The visual theme for tomorrow’s sermon (Sunday, October 5th) is the double cross, or Slovak cross. Most of the pictures are of the cross on Dumbier, the highest peak in the Low Tatras or Kirvan, the highest peak in the High Tatras.

There is no authoritative explanation for this two-barred cross, but it goes back in Slovak and Hungarian history to before 1000 A.D. Wikipedia says “One interpretation is that the first horizontal line symbolized the secular power and the other horizontal line the ecclesiastic power of Byzantine emperors. Another that the first cross represents the death and the second cross the resurrection of Jesus Christ.”

But as I’ve been studying Ezekiel this week, and preparing for communion, another explanation has occurred to me. In the Gospels Jesus tells us that we need to deny ourselves and take up his cross and follow him. This means following him in his example of suffering and even death as a witness to the world.
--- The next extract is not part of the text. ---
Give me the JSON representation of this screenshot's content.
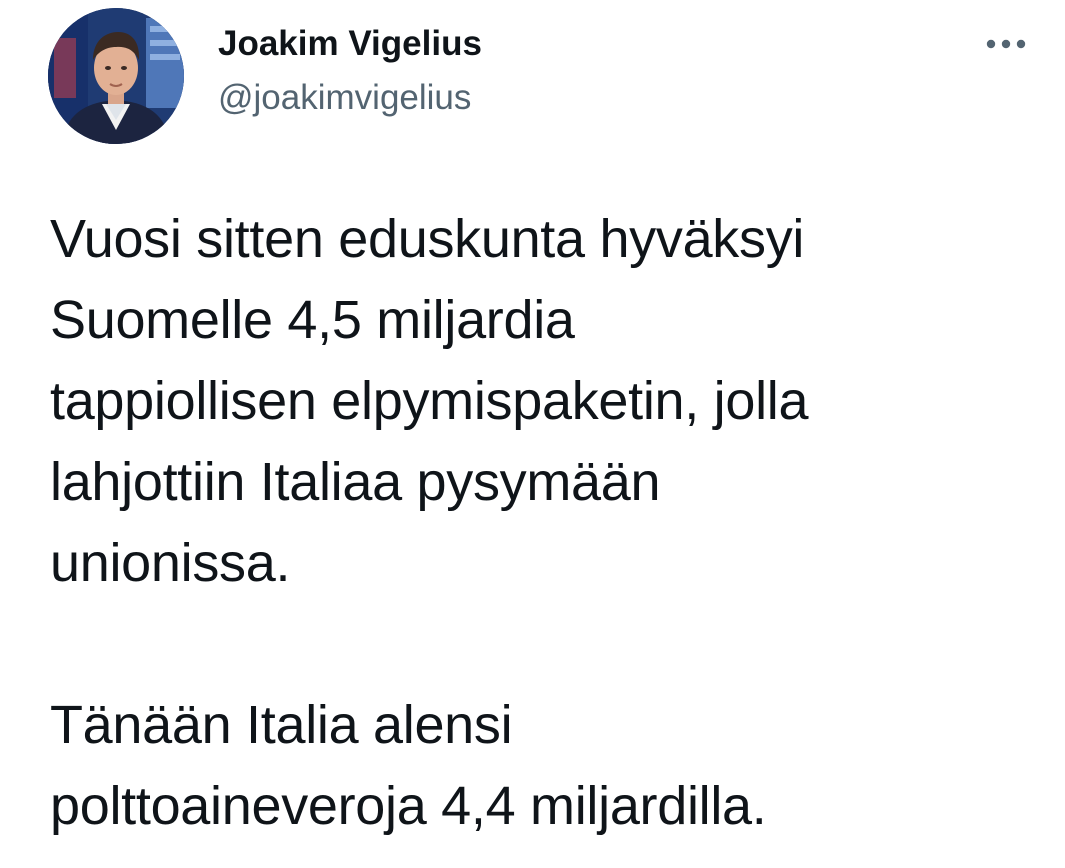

In Galatians 6:14 Paul says “But far be it from me to boast except in the cross of our Lord Jesus Christ, by which the world has been crucified to me, and I to the world.”

I wonder if the two crosses in the Slovak double cross stand for the cross of Jesus on which he suffered, and my smaller cross, by which I choose to suffer hardship and even trial or persecution as so many of our brothers are today, or even death as I align myself with him in his suffering.